▸ **Task details**
The word to look for is "甸柳新村街道办事处转发". Report every line of the entries below that has it.

▸ **Element data from apps and pages**
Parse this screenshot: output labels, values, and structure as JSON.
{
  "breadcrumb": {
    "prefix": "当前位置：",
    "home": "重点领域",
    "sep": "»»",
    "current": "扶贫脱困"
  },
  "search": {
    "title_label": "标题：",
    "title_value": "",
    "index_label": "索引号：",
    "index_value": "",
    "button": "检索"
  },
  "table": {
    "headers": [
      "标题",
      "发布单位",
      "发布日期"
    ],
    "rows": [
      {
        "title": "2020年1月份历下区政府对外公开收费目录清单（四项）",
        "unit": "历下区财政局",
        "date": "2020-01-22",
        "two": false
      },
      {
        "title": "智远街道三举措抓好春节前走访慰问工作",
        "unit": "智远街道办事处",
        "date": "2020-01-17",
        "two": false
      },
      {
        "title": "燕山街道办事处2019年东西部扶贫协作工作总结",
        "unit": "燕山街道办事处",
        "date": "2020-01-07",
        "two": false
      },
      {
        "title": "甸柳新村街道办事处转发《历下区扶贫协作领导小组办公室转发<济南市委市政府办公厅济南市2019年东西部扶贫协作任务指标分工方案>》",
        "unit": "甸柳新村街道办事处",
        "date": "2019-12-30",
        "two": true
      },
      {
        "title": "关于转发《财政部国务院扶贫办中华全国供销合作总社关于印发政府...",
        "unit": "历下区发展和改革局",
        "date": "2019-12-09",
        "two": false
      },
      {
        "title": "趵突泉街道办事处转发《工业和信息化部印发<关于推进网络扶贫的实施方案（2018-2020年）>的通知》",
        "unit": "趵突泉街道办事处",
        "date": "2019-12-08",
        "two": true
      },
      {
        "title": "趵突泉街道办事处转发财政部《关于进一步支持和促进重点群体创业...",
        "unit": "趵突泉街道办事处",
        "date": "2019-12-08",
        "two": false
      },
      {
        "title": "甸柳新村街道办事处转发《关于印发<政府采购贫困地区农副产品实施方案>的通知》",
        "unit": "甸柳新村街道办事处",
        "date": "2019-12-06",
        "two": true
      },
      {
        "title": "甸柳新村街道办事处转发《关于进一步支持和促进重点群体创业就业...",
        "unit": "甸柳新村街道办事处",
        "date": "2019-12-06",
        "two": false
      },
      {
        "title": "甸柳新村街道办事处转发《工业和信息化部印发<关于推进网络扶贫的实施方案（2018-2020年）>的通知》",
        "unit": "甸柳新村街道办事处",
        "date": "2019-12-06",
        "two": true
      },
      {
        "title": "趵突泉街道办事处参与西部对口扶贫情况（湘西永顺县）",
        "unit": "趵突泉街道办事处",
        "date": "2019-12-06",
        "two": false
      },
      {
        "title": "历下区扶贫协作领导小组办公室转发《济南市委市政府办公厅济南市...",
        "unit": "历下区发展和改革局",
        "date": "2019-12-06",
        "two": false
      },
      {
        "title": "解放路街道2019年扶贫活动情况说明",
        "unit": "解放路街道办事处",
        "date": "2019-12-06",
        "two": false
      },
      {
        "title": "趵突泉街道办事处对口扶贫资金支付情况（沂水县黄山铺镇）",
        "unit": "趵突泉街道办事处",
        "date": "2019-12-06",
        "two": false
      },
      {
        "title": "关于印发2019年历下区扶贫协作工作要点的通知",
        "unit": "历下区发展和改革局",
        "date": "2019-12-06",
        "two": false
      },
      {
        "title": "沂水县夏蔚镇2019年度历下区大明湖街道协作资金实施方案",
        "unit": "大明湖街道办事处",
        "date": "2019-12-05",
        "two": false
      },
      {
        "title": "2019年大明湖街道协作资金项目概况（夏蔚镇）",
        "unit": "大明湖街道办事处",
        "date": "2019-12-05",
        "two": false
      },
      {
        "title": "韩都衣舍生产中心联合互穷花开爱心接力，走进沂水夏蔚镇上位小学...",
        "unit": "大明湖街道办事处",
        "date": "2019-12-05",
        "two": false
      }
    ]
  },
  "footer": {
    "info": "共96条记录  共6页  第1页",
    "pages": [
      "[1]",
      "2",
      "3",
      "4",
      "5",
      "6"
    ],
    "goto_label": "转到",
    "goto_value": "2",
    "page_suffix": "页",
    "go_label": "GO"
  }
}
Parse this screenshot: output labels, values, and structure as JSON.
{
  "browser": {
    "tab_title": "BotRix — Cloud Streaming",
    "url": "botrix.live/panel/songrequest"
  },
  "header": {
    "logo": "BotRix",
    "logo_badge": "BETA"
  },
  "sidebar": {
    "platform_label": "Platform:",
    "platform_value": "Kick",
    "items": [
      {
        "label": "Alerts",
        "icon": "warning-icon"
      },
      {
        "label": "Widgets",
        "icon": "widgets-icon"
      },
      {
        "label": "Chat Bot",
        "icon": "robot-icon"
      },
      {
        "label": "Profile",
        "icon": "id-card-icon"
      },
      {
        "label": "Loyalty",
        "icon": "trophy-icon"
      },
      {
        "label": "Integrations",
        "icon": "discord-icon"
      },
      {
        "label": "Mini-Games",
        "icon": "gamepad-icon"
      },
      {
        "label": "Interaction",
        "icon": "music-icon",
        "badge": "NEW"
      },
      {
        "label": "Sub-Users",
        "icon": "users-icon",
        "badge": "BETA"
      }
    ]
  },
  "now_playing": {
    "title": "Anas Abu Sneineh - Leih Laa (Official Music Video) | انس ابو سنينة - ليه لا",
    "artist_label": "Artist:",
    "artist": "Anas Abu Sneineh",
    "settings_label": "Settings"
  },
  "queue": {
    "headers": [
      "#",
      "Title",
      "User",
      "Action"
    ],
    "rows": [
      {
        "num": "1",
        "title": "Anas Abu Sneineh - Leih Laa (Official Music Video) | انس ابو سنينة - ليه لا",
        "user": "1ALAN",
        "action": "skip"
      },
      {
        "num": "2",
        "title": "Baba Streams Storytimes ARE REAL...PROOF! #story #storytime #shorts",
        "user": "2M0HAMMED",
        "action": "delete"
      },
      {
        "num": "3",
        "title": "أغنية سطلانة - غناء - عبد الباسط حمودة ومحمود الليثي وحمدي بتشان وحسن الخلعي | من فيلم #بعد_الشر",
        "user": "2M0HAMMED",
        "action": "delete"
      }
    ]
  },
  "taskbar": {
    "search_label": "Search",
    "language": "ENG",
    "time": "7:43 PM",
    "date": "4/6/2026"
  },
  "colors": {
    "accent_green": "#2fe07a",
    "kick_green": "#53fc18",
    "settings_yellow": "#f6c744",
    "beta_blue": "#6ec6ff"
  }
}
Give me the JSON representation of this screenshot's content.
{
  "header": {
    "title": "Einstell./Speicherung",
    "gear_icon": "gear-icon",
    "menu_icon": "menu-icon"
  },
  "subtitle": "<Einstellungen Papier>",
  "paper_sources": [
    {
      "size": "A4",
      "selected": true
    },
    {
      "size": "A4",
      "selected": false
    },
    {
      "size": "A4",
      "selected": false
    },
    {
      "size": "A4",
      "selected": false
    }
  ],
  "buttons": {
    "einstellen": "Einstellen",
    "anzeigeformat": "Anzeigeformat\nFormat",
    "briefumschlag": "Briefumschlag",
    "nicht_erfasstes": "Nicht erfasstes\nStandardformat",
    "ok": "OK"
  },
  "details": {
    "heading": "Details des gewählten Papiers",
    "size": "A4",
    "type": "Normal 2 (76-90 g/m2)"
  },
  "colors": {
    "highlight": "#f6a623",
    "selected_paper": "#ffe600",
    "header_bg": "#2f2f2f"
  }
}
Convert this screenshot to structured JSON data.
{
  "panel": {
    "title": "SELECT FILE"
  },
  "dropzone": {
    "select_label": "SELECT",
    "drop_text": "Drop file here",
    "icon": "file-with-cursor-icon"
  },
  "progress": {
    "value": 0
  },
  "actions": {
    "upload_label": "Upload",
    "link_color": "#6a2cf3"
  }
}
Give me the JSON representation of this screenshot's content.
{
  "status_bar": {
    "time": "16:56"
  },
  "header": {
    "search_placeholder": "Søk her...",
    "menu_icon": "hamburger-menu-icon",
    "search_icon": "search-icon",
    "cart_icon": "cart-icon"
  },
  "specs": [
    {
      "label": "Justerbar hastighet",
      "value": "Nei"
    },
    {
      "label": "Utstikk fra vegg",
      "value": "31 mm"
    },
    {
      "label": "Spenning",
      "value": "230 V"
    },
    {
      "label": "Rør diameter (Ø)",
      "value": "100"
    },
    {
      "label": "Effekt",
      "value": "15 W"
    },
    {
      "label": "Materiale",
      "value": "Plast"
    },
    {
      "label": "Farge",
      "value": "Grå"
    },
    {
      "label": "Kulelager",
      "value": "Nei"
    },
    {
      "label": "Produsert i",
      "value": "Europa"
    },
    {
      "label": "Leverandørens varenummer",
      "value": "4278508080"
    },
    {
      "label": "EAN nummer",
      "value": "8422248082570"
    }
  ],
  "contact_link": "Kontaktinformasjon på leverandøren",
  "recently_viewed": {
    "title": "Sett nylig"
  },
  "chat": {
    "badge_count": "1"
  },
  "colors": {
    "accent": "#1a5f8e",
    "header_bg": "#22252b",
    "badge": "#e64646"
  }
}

▸ **Exercise result**
        "title": "甸柳新村街道办事处转发《历下区扶贫协作领导小组办公室转发<济南市委市政府办公厅济南市2019年东西部扶贫协作任务指标分工方案>》",
        "title": "甸柳新村街道办事处转发《关于印发<政府采购贫困地区农副产品实施方案>的通知》",
        "title": "甸柳新村街道办事处转发《关于进一步支持和促进重点群体创业就业...",
        "title": "甸柳新村街道办事处转发《工业和信息化部印发<关于推进网络扶贫的实施方案（2018-2020年）>的通知》",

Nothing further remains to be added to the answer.